Basics of Continuous Casting of Steel Jan25

Basics of Continuous Casting of Steel...
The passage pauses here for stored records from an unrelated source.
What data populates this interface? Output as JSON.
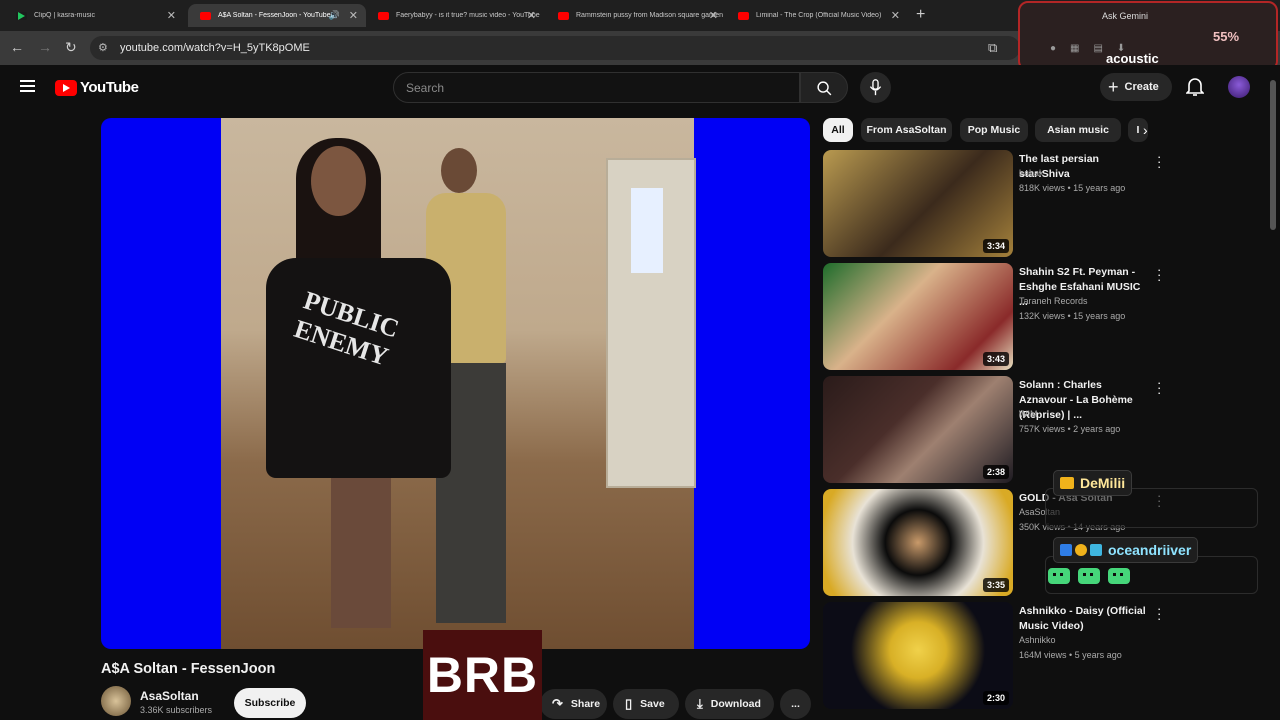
{
  "browser": {
    "tabs": [
      {
        "title": "ClipQ | kasra-music",
        "icon": "play-icon"
      },
      {
        "title": "A$A Soltan - FessenJoon - YouTube",
        "icon": "youtube-icon"
      },
      {
        "title": "Faerybabyy - is it true? music video - YouTube",
        "icon": "youtube-icon"
      },
      {
        "title": "Rammstein pussy from Madison square garden",
        "icon": "youtube-icon"
      },
      {
        "title": "Liminal - The Crop (Official Music Video)",
        "icon": "youtube-icon"
      }
    ],
    "new_tab": "+",
    "url": "youtube.com/watch?v=H_5yTK8pOME"
  },
  "stream_widget": {
    "gemini": "Ask Gemini",
    "percent": "55%",
    "label": "acoustic"
  },
  "header": {
    "logo": "YouTube",
    "search_placeholder": "Search",
    "create_label": "Create"
  },
  "chips": [
    "All",
    "From AsaSoltan",
    "Pop Music",
    "Asian music",
    "I"
  ],
  "recommendations": [
    {
      "title": "The last persian star:Shiva",
      "channel": "babak",
      "meta": "818K views • 15 years ago",
      "duration": "3:34"
    },
    {
      "title": "Shahin S2 Ft. Peyman - Eshghe Esfahani MUSIC ...",
      "channel": "Taraneh Records",
      "meta": "132K views • 15 years ago",
      "duration": "3:43"
    },
    {
      "title": "Solann : Charles Aznavour - La Bohème (Reprise) | ...",
      "channel": "WIM",
      "meta": "757K views • 2 years ago",
      "duration": "2:38"
    },
    {
      "title": "GOLD - Asa Soltan",
      "channel": "AsaSoltan",
      "meta": "350K views • 14 years ago",
      "duration": "3:35"
    },
    {
      "title": "Ashnikko - Daisy (Official Music Video)",
      "channel": "Ashnikko",
      "meta": "164M views • 5 years ago",
      "duration": "2:30"
    }
  ],
  "video": {
    "title": "A$A Soltan - FessenJoon",
    "shirt_text": "PUBLIC ENEMY"
  },
  "channel": {
    "name": "AsaSoltan",
    "subscribers": "3.36K subscribers",
    "subscribe_label": "Subscribe"
  },
  "actions": {
    "share": "Share",
    "save": "Save",
    "download": "Download",
    "more": "..."
  },
  "brb": "BRB",
  "chat": {
    "user1": "DeMilii",
    "user2": "oceandriiver"
  }
}
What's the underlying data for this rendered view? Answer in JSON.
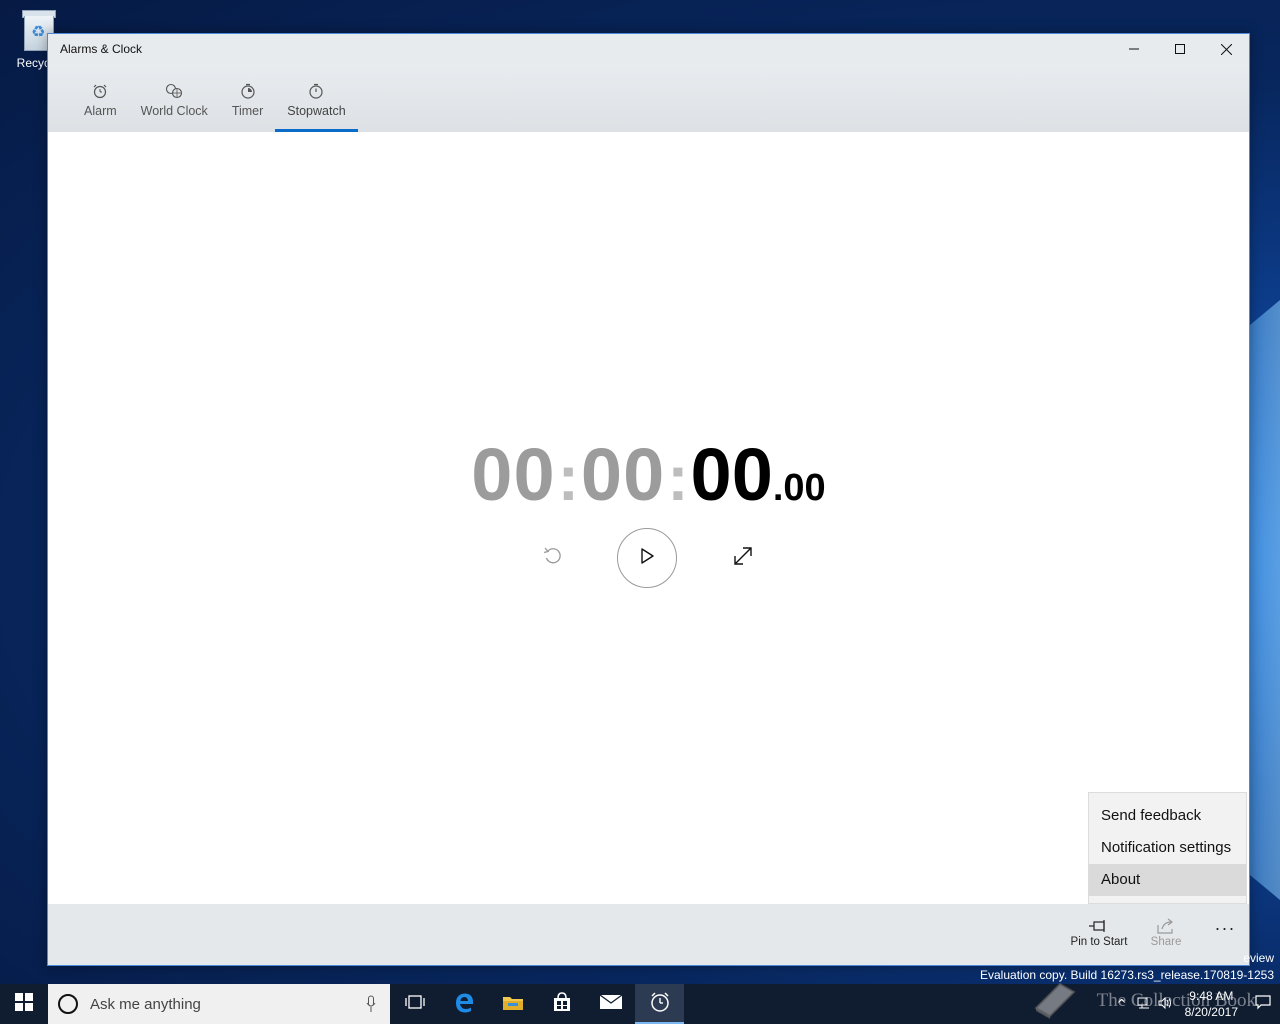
{
  "desktop": {
    "recycle_label": "Recycle"
  },
  "window": {
    "title": "Alarms & Clock"
  },
  "tabs": [
    {
      "label": "Alarm",
      "icon": "alarm-clock-icon"
    },
    {
      "label": "World Clock",
      "icon": "world-clock-icon"
    },
    {
      "label": "Timer",
      "icon": "timer-icon"
    },
    {
      "label": "Stopwatch",
      "icon": "stopwatch-icon",
      "active": true
    }
  ],
  "stopwatch": {
    "hours": "00",
    "minutes": "00",
    "seconds": "00",
    "fraction": ".00",
    "sep": ":"
  },
  "appbar": {
    "pin_label": "Pin to Start",
    "share_label": "Share",
    "more_label": "···"
  },
  "menu": {
    "items": [
      "Send feedback",
      "Notification settings",
      "About"
    ]
  },
  "watermark": {
    "line1": "eview",
    "line2": "Evaluation copy. Build 16273.rs3_release.170819-1253"
  },
  "taskbar": {
    "search_placeholder": "Ask me anything",
    "time": "9:48 AM",
    "date": "8/20/2017",
    "overlay_text": "The Collection Book"
  },
  "colors": {
    "accent": "#0a6cc8"
  }
}
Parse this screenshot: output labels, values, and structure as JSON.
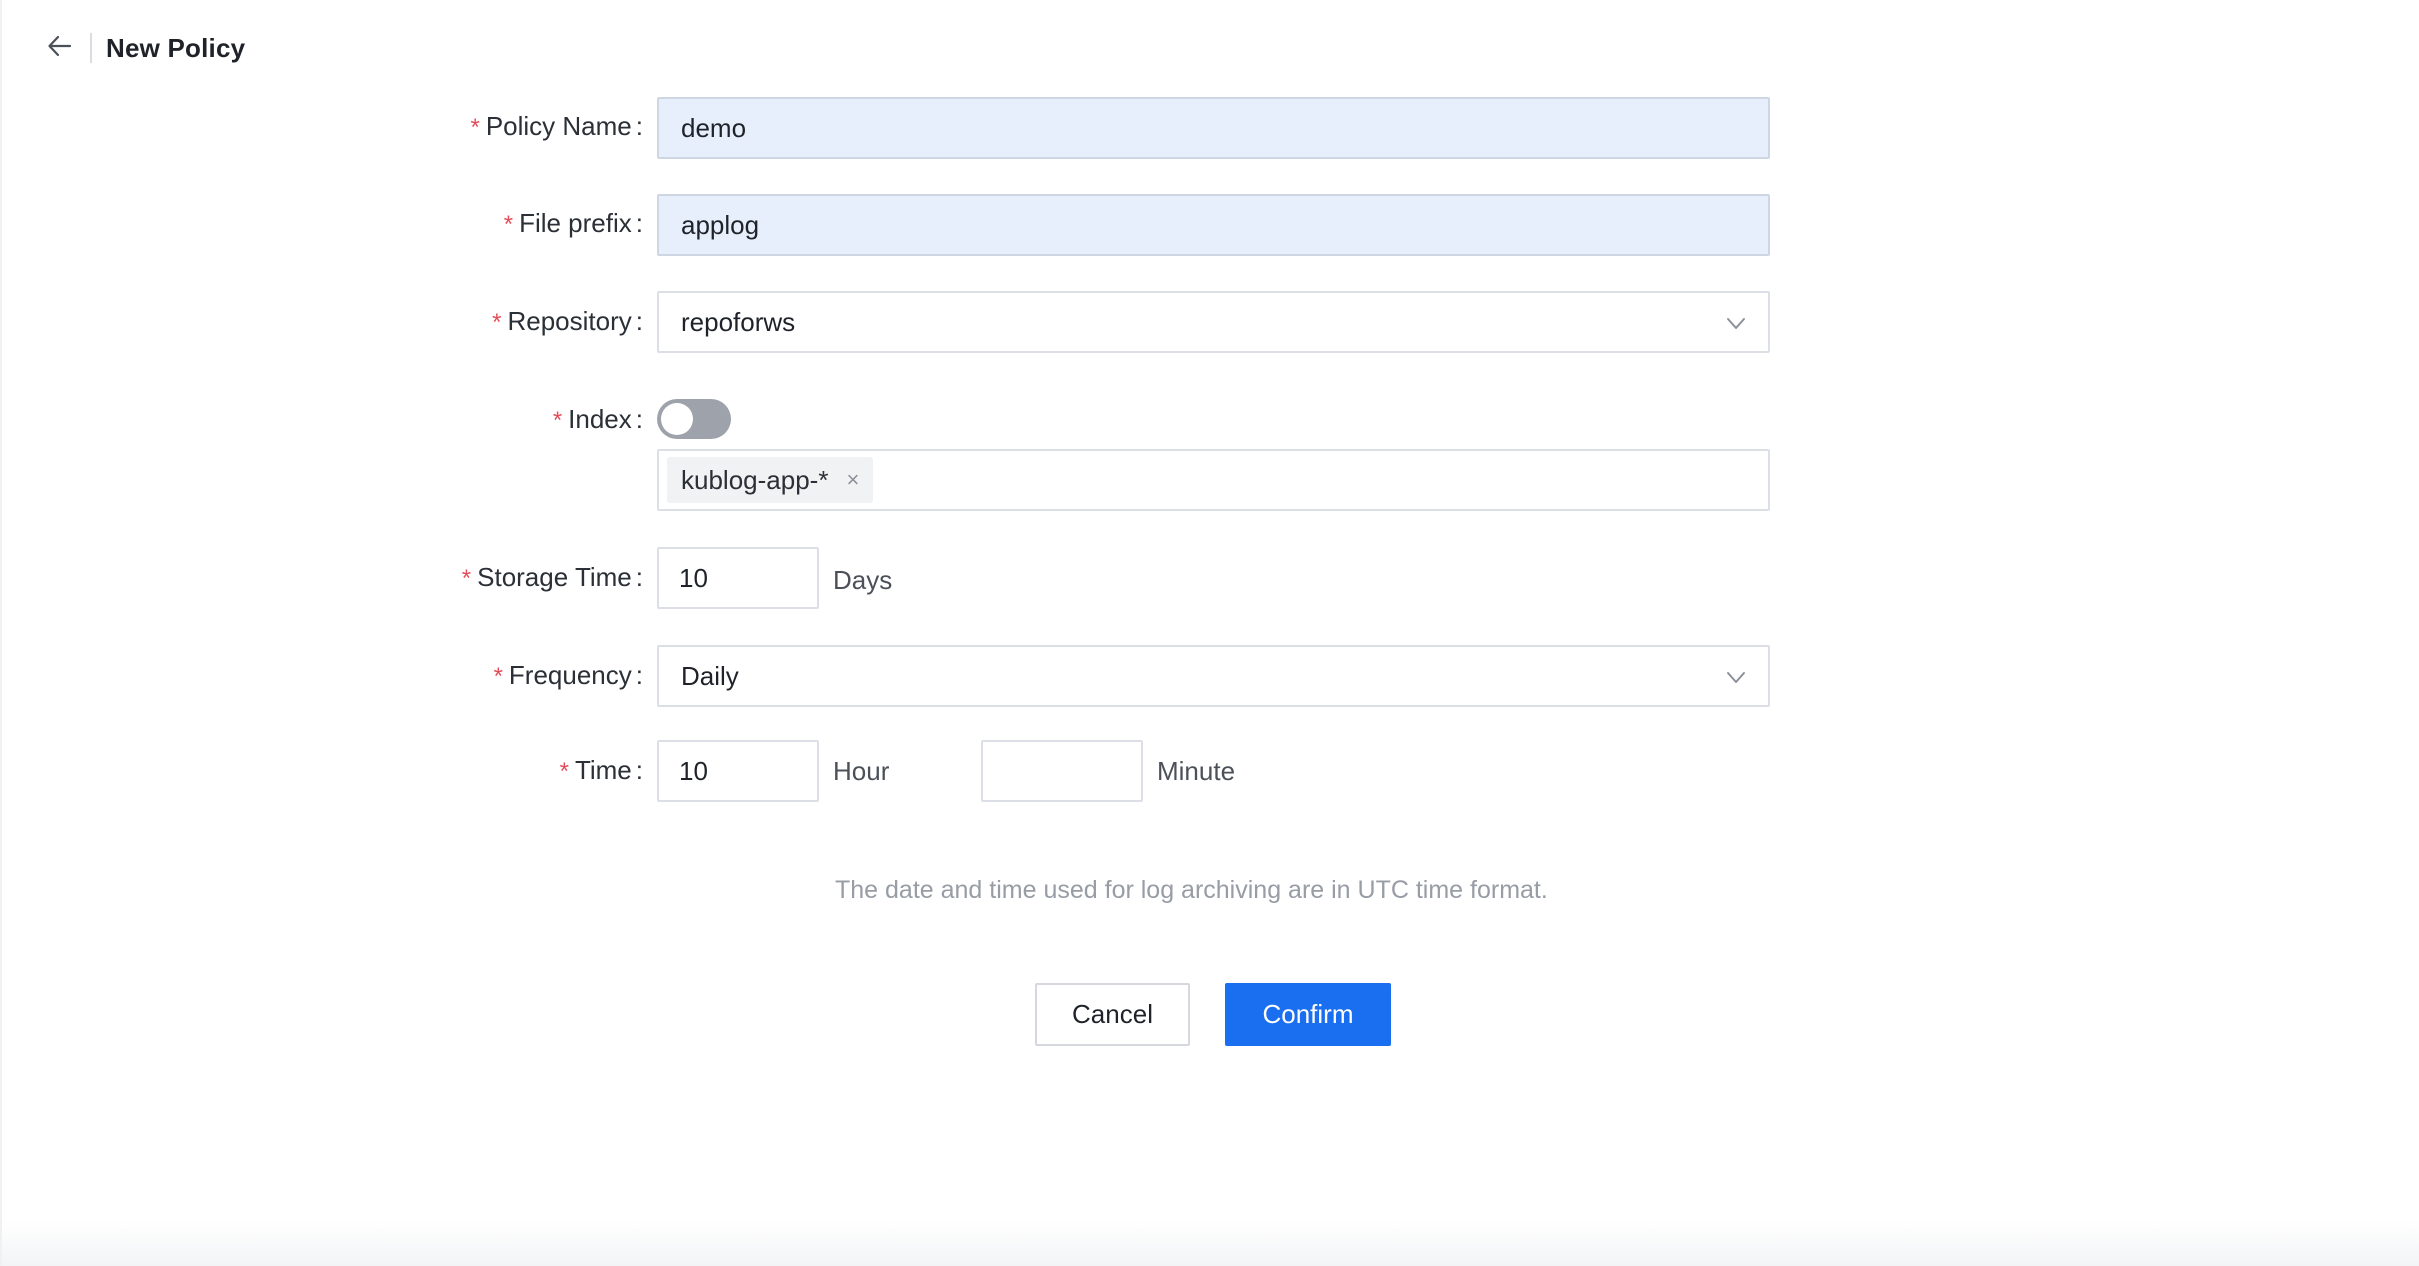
{
  "header": {
    "title": "New Policy",
    "back_icon": "arrow-left-icon"
  },
  "form": {
    "policy_name": {
      "label": "Policy Name",
      "value": "demo",
      "required": true
    },
    "file_prefix": {
      "label": "File prefix",
      "value": "applog",
      "required": true
    },
    "repository": {
      "label": "Repository",
      "value": "repoforws",
      "required": true
    },
    "index": {
      "label": "Index",
      "required": true,
      "toggle_on": false,
      "tags": [
        "kublog-app-*"
      ],
      "tag_close_glyph": "×"
    },
    "storage_time": {
      "label": "Storage Time",
      "value": "10",
      "unit": "Days",
      "required": true
    },
    "frequency": {
      "label": "Frequency",
      "value": "Daily",
      "required": true
    },
    "time": {
      "label": "Time",
      "required": true,
      "hour_value": "10",
      "hour_unit": "Hour",
      "minute_value": "",
      "minute_unit": "Minute"
    },
    "required_mark": "*",
    "colon": ":"
  },
  "hint": "The date and time used for log archiving are in UTC time format.",
  "actions": {
    "cancel_label": "Cancel",
    "confirm_label": "Confirm"
  },
  "colors": {
    "primary": "#1a6ef0",
    "required": "#e34d59",
    "filled_input_bg": "#e8effc",
    "toggle_off": "#9ea3ab"
  }
}
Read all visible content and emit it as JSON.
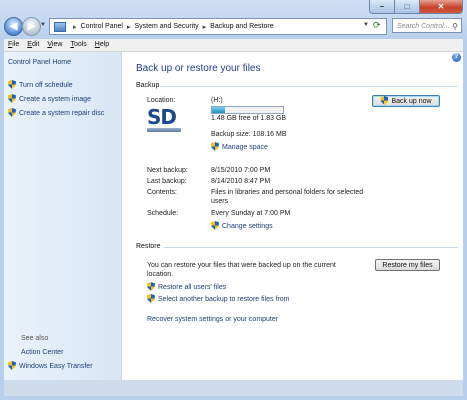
{
  "nav": {
    "breadcrumb": [
      "Control Panel",
      "System and Security",
      "Backup and Restore"
    ],
    "search_placeholder": "Search Control..."
  },
  "menu": [
    "File",
    "Edit",
    "View",
    "Tools",
    "Help"
  ],
  "sidebar": {
    "home": "Control Panel Home",
    "tasks": [
      "Turn off schedule",
      "Create a system image",
      "Create a system repair disc"
    ],
    "see_also_heading": "See also",
    "see_also": [
      "Action Center",
      "Windows Easy Transfer"
    ]
  },
  "main": {
    "title": "Back up or restore your files",
    "backup": {
      "heading": "Backup",
      "location_label": "Location:",
      "location_value": "(H:)",
      "drive_icon_text": "SD",
      "free_space": "1.48 GB free of 1.83 GB",
      "used_fraction": 0.19,
      "backup_size": "Backup size: 108.16 MB",
      "manage_space": "Manage space",
      "backup_now": "Back up now",
      "next_label": "Next backup:",
      "next_value": "8/15/2010 7:00 PM",
      "last_label": "Last backup:",
      "last_value": "8/14/2010 8:47 PM",
      "contents_label": "Contents:",
      "contents_line1": "Files in libraries and personal folders for selected",
      "contents_line2": "users",
      "schedule_label": "Schedule:",
      "schedule_value": "Every Sunday at 7:00 PM",
      "change_settings": "Change settings"
    },
    "restore": {
      "heading": "Restore",
      "desc_line1": "You can restore your files that were backed up on the current",
      "desc_line2": "location.",
      "restore_my_files": "Restore my files",
      "restore_all": "Restore all users' files",
      "select_another": "Select another backup to restore files from",
      "recover": "Recover system settings or your computer"
    }
  },
  "colors": {
    "link": "#1e3f78",
    "title": "#1e3d8a",
    "accent": "#1e8fc6"
  }
}
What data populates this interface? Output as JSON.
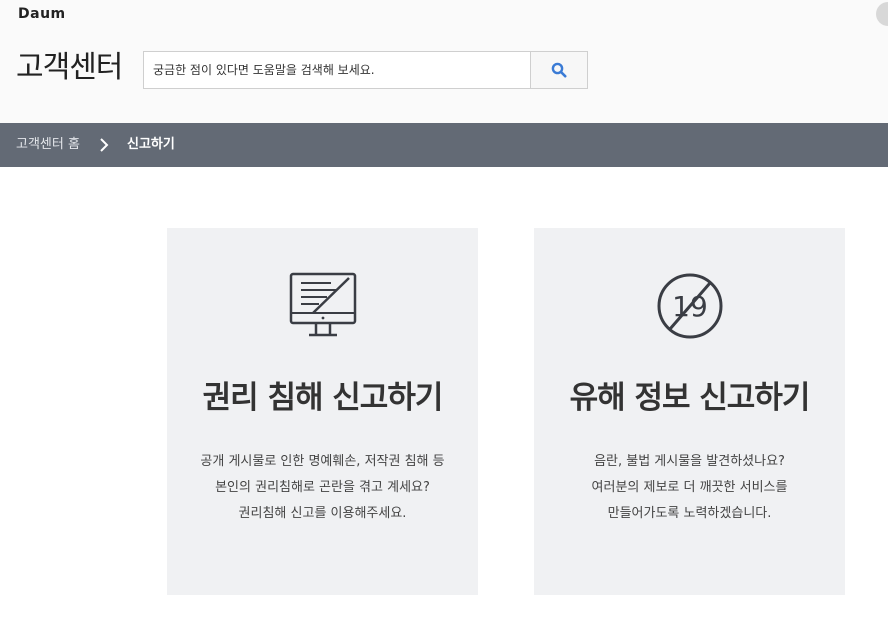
{
  "header": {
    "logo": "Daum",
    "title": "고객센터",
    "search": {
      "placeholder": "궁금한 점이 있다면 도움말을 검색해 보세요.",
      "button_icon": "search-icon"
    }
  },
  "breadcrumb": {
    "home": "고객센터 홈",
    "separator_icon": "chevron-right-icon",
    "current": "신고하기"
  },
  "cards": [
    {
      "icon": "monitor-report-icon",
      "title": "권리 침해 신고하기",
      "description": [
        "공개 게시물로 인한 명예훼손, 저작권 침해 등",
        "본인의 권리침해로 곤란을 겪고 계세요?",
        "권리침해 신고를 이용해주세요."
      ]
    },
    {
      "icon": "age-19-restricted-icon",
      "icon_text": "19",
      "title": "유해 정보 신고하기",
      "description": [
        "음란, 불법 게시물을 발견하셨나요?",
        "여러분의 제보로 더 깨끗한 서비스를",
        "만들어가도록 노력하겠습니다."
      ]
    }
  ],
  "colors": {
    "header_bg": "#fafafa",
    "navbar_bg": "#636a75",
    "card_bg": "#f0f1f3",
    "search_icon": "#3a7bd5",
    "icon_stroke": "#3a3d44"
  }
}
Basics of Continuous Casting of Steel Continuous casting is the process whereby liquid steel is solidified into a semi finished product for subsequent rolling in the finish rolling mills. Continuous casting of steel was conceived and patented in 1865 by Sir Henry Bessemer, but it could not be commercialized because of problems related to engineering and equipment. After solving these problems, continuous casting of steel was introduced commercially in 1950s and around 1475 million tons of continuous cast steel was produced globally in 2012. Continuous casting has replaced several steps during steel making process such as ingot casting, mould stripping, heating in soaking pits, and primary rolling with one operation. Continuous casting of steel has helped to achieve improved yield, quality, productivity and cost efficiency. The principle of continuous casting is shown in Fig. 1. Fig 1 Principle of continuous casting Referring to Fig 1, Liquid steel in the steel teeming ladle (1) from the secondary steel making unit is taken to the continuous casting machine. The ladle is raised onto a turret that rotates the ladle into the casting position above the tundish (3). Liquid steel flows out of the ladle into the tundish, and then into a water-cooled copper mould (5). Solidification begins in the mould, and continues through the roll support (6) and the turning zone (7).  The continuous cast strand is then straightened, torch-cut, and then discharged for intermediate storage or hot charged for finished rolling. Depending on the product end use, various shapes are cast. In conventional continuous casting machines these are slabs, blooms or billets. In recent years, the melting, casting, and rolling processes have been linked while casting a shape that substantially conforms to the finished product. These near net shape cast sections are usually applied to beams...